Religion, and scepticism, 27, 184, 189, 268; as paradoxical, 103
Renaissance, 173, 268, 267
Rome, 267
Rousseau, 23, 271

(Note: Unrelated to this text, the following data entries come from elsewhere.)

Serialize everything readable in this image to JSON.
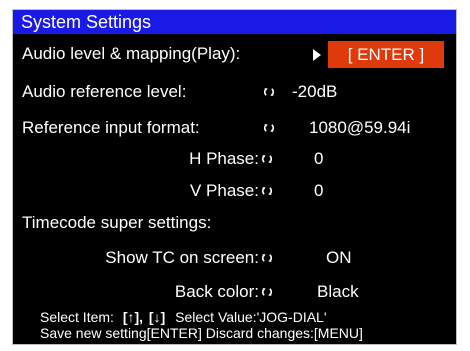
{
  "window": {
    "title": "System Settings"
  },
  "settings": {
    "audio_mapping": {
      "label": "Audio level & mapping(Play):",
      "button": "[ ENTER ]"
    },
    "audio_ref": {
      "label": "Audio reference level:",
      "value": "-20dB"
    },
    "ref_input": {
      "label": "Reference input format:",
      "value": "1080@59.94i"
    },
    "h_phase": {
      "label": "H Phase:",
      "value": "0"
    },
    "v_phase": {
      "label": "V Phase:",
      "value": "0"
    },
    "timecode_header": "Timecode super settings:",
    "show_tc": {
      "label": "Show TC on screen:",
      "value": "ON"
    },
    "back_color": {
      "label": "Back color:",
      "value": "Black"
    }
  },
  "help": {
    "select_item_label": "Select Item:",
    "up_key": "[↑],",
    "down_key": "[↓]",
    "select_value": "Select Value:'JOG-DIAL'",
    "line2": "Save new setting[ENTER] Discard changes:[MENU]"
  },
  "icons": {
    "jog": "jog-dial-icon",
    "arrow": "play-arrow-icon"
  },
  "colors": {
    "titlebar": "#1a1ae6",
    "enter_button": "#e03a0c",
    "background": "#000000",
    "text": "#ffffff"
  }
}
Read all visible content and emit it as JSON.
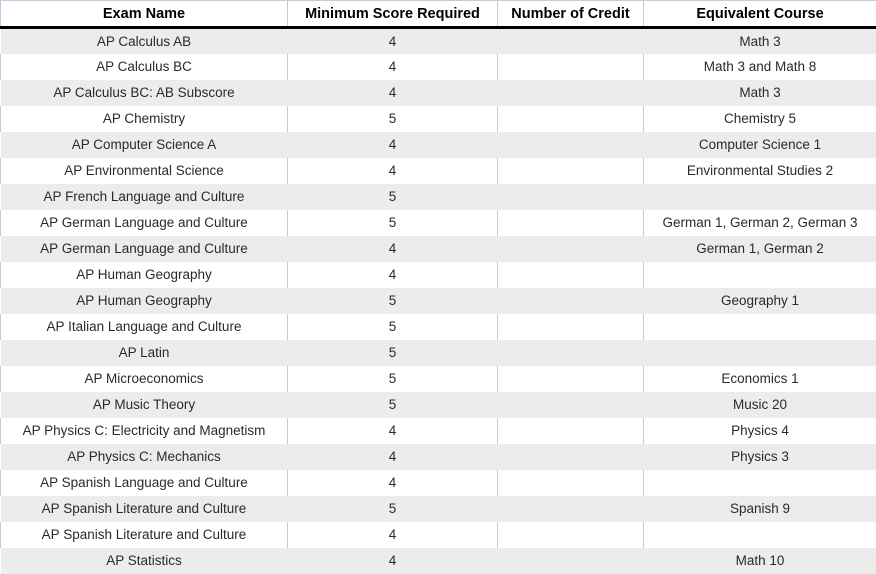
{
  "table": {
    "columns": [
      {
        "key": "exam",
        "label": "Exam Name"
      },
      {
        "key": "score",
        "label": "Minimum Score Required"
      },
      {
        "key": "credit",
        "label": "Number of Credit"
      },
      {
        "key": "equiv",
        "label": "Equivalent Course"
      }
    ],
    "rows": [
      {
        "exam": "AP Calculus AB",
        "score": "4",
        "credit": "",
        "equiv": "Math 3"
      },
      {
        "exam": "AP Calculus BC",
        "score": "4",
        "credit": "",
        "equiv": "Math 3 and Math 8"
      },
      {
        "exam": "AP Calculus BC: AB Subscore",
        "score": "4",
        "credit": "",
        "equiv": "Math 3"
      },
      {
        "exam": "AP Chemistry",
        "score": "5",
        "credit": "",
        "equiv": "Chemistry 5"
      },
      {
        "exam": "AP Computer Science A",
        "score": "4",
        "credit": "",
        "equiv": "Computer Science 1"
      },
      {
        "exam": "AP Environmental Science",
        "score": "4",
        "credit": "",
        "equiv": "Environmental Studies 2"
      },
      {
        "exam": "AP French Language and Culture",
        "score": "5",
        "credit": "",
        "equiv": ""
      },
      {
        "exam": "AP German Language and Culture",
        "score": "5",
        "credit": "",
        "equiv": "German 1, German 2, German 3"
      },
      {
        "exam": "AP German Language and Culture",
        "score": "4",
        "credit": "",
        "equiv": "German 1, German 2"
      },
      {
        "exam": "AP Human Geography",
        "score": "4",
        "credit": "",
        "equiv": ""
      },
      {
        "exam": "AP Human Geography",
        "score": "5",
        "credit": "",
        "equiv": "Geography 1"
      },
      {
        "exam": "AP Italian Language and Culture",
        "score": "5",
        "credit": "",
        "equiv": ""
      },
      {
        "exam": "AP Latin",
        "score": "5",
        "credit": "",
        "equiv": ""
      },
      {
        "exam": "AP Microeconomics",
        "score": "5",
        "credit": "",
        "equiv": "Economics 1"
      },
      {
        "exam": "AP Music Theory",
        "score": "5",
        "credit": "",
        "equiv": "Music 20"
      },
      {
        "exam": "AP Physics C: Electricity and Magnetism",
        "score": "4",
        "credit": "",
        "equiv": "Physics 4"
      },
      {
        "exam": "AP Physics C: Mechanics",
        "score": "4",
        "credit": "",
        "equiv": "Physics 3"
      },
      {
        "exam": "AP Spanish Language and Culture",
        "score": "4",
        "credit": "",
        "equiv": ""
      },
      {
        "exam": "AP Spanish Literature and Culture",
        "score": "5",
        "credit": "",
        "equiv": "Spanish 9"
      },
      {
        "exam": "AP Spanish Literature and Culture",
        "score": "4",
        "credit": "",
        "equiv": ""
      },
      {
        "exam": "AP Statistics",
        "score": "4",
        "credit": "",
        "equiv": "Math 10"
      }
    ]
  },
  "colors": {
    "shaded_row": "#ececec",
    "plain_row": "#ffffff",
    "grid_line": "#c5cad8",
    "header_rule": "#000000",
    "body_text": "#2a2a2a"
  }
}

Scepticism, 176, 265, 269
Science, as a return to nature, 23; like ordinary consciousness, 57;
as confessing to limitations, 56; defined, 58; as abstract, 58;
as a "looking before leaping," 58; and duplicity, 61, 129; method
of, and environment, 71; specialism of, 71, 84; as inductive, 72;
objectivism of, 75; technique of, 76; and real life, 80, 125, 128;
as conservative, 81; and question of fact, 83; as negative and
destructive, 83; specialism of, 71, 86; "mergers" in, 91;
physical, as self-consciousness, 94; as paradoxical, 75, 98;
agnosticism of, 106; aloofness of, in ideas of space and time and
causation, 108, 109; application of, 114; scepticism of, 23, 258
Sin, original, 131
Skill, special, as transferable, 165
Smith, Adam, 257
Socialism, 116
Society, as sought by sceptic, 21; as related to individual, 42, 165,
171, 231; and science, 23, 60; division of experience in, 60;
as real to lower organisms, 84; as medium of conflict, 147
Society of Jesus, 174
Sociology, 88
Socrates, 20, 70, 147, 263
Soldier, the, 228, 238
Sophists, 66, 262
Soul, contradiction in idea of, 35; and body, 227, 237; immortality
of, 141, 234
Space, 37, 38, 108
Specialism, blindness of, 87; in social organization, 71; of science,
71, 86; dreams of, 87; artificiality of, 87, 97; contradictions
due to, 63, 98; passing of, 128
Spinoza, 24, 147, 179, 198
Spirit, reality, or truth, as a, 152; of veracity, 105, 133, 170, 214
Stoicism, 116, 265
Supernaturalism, 32, 52, 147
Superstition, 49, 218


Technique, 76, 119; special, as transferable, 165
Tennyson, 89
Thales, 34
Theology, 26, 131
Time, 37, 38, 108
Training, special, as transferable, 165
Truth, spirit of, 105, 133, 170, 214


Unity, contradiction in idea of, 31; as expressed through
contradiction, 137; of experience, 160
Universality, of doubt, 1, 7; of human characters in general, 161
Utilitarianism, 66, 261, 263


Validity, spirit of, 105, 133, 153, 214
Vanini, 176, 180
Vitalism, 147


Will, nature of, 11; freedom of, 47; to believe, 193; in relation
to agnosticism, 121, 125


Zeno, 109, 147